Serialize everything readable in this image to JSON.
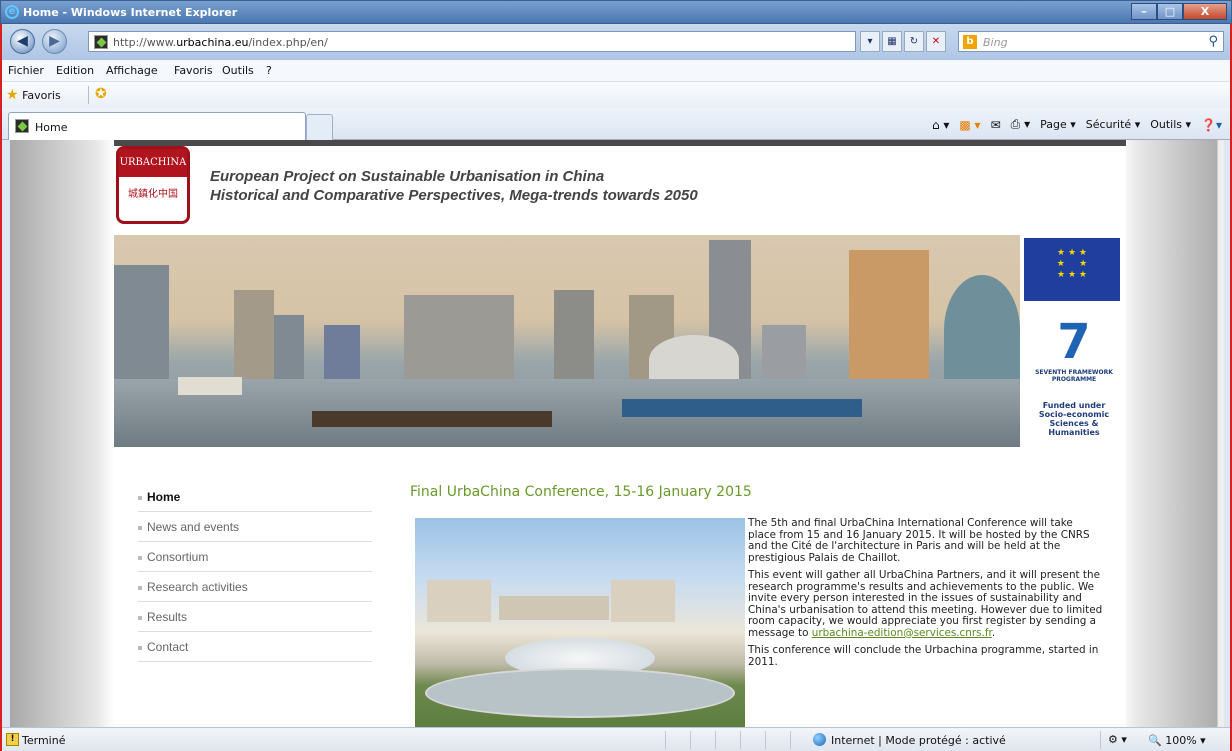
{
  "window": {
    "title": "Home - Windows Internet Explorer",
    "buttons": [
      "–",
      "□",
      "X"
    ]
  },
  "address": {
    "url_prefix": "http://www.",
    "url_domain": "urbachina.eu",
    "url_path": "/index.php/en/"
  },
  "search": {
    "placeholder": "Bing"
  },
  "menu": {
    "items": [
      "Fichier",
      "Edition",
      "Affichage",
      "Favoris",
      "Outils",
      "?"
    ]
  },
  "favorites": {
    "label": "Favoris"
  },
  "tab": {
    "label": "Home"
  },
  "commandbar": {
    "page": "Page ▾",
    "security": "Sécurité ▾",
    "tools": "Outils ▾"
  },
  "site": {
    "logo_top": "URBACHINA",
    "logo_chinese": "城鎮化中国",
    "tagline1": "European Project on Sustainable Urbanisation in China",
    "tagline2": "Historical and Comparative Perspectives, Mega-trends towards 2050",
    "fp7_small1": "SEVENTH FRAMEWORK",
    "fp7_small2": "PROGRAMME",
    "fp7_funded1": "Funded under",
    "fp7_funded2": "Socio-economic",
    "fp7_funded3": "Sciences & Humanities"
  },
  "nav": {
    "items": [
      "Home",
      "News and events",
      "Consortium",
      "Research activities",
      "Results",
      "Contact"
    ],
    "active": "Home"
  },
  "article": {
    "title": "Final UrbaChina Conference, 15-16 January 2015",
    "p1": "The 5th and final UrbaChina International Conference will take place from 15 and 16 January 2015. It will be hosted by the CNRS and the Cité de l'architecture in Paris and will be held at the prestigious Palais de Chaillot.",
    "p2_before": "This event will gather all UrbaChina Partners, and it will present the research programme's results and achievements to the public. We invite every person interested in the issues of sustainability and China's urbanisation to attend this meeting. However due to limited room capacity, we would appreciate you first register by sending a message to ",
    "p2_link": "urbachina-edition@services.cnrs.fr",
    "p2_after": ".",
    "p3": "This conference will conclude the Urbachina programme, started in 2011."
  },
  "status": {
    "left": "Terminé",
    "zone": "Internet | Mode protégé : activé",
    "zoom": "100%"
  }
}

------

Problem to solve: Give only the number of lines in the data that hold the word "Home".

Your solution: 4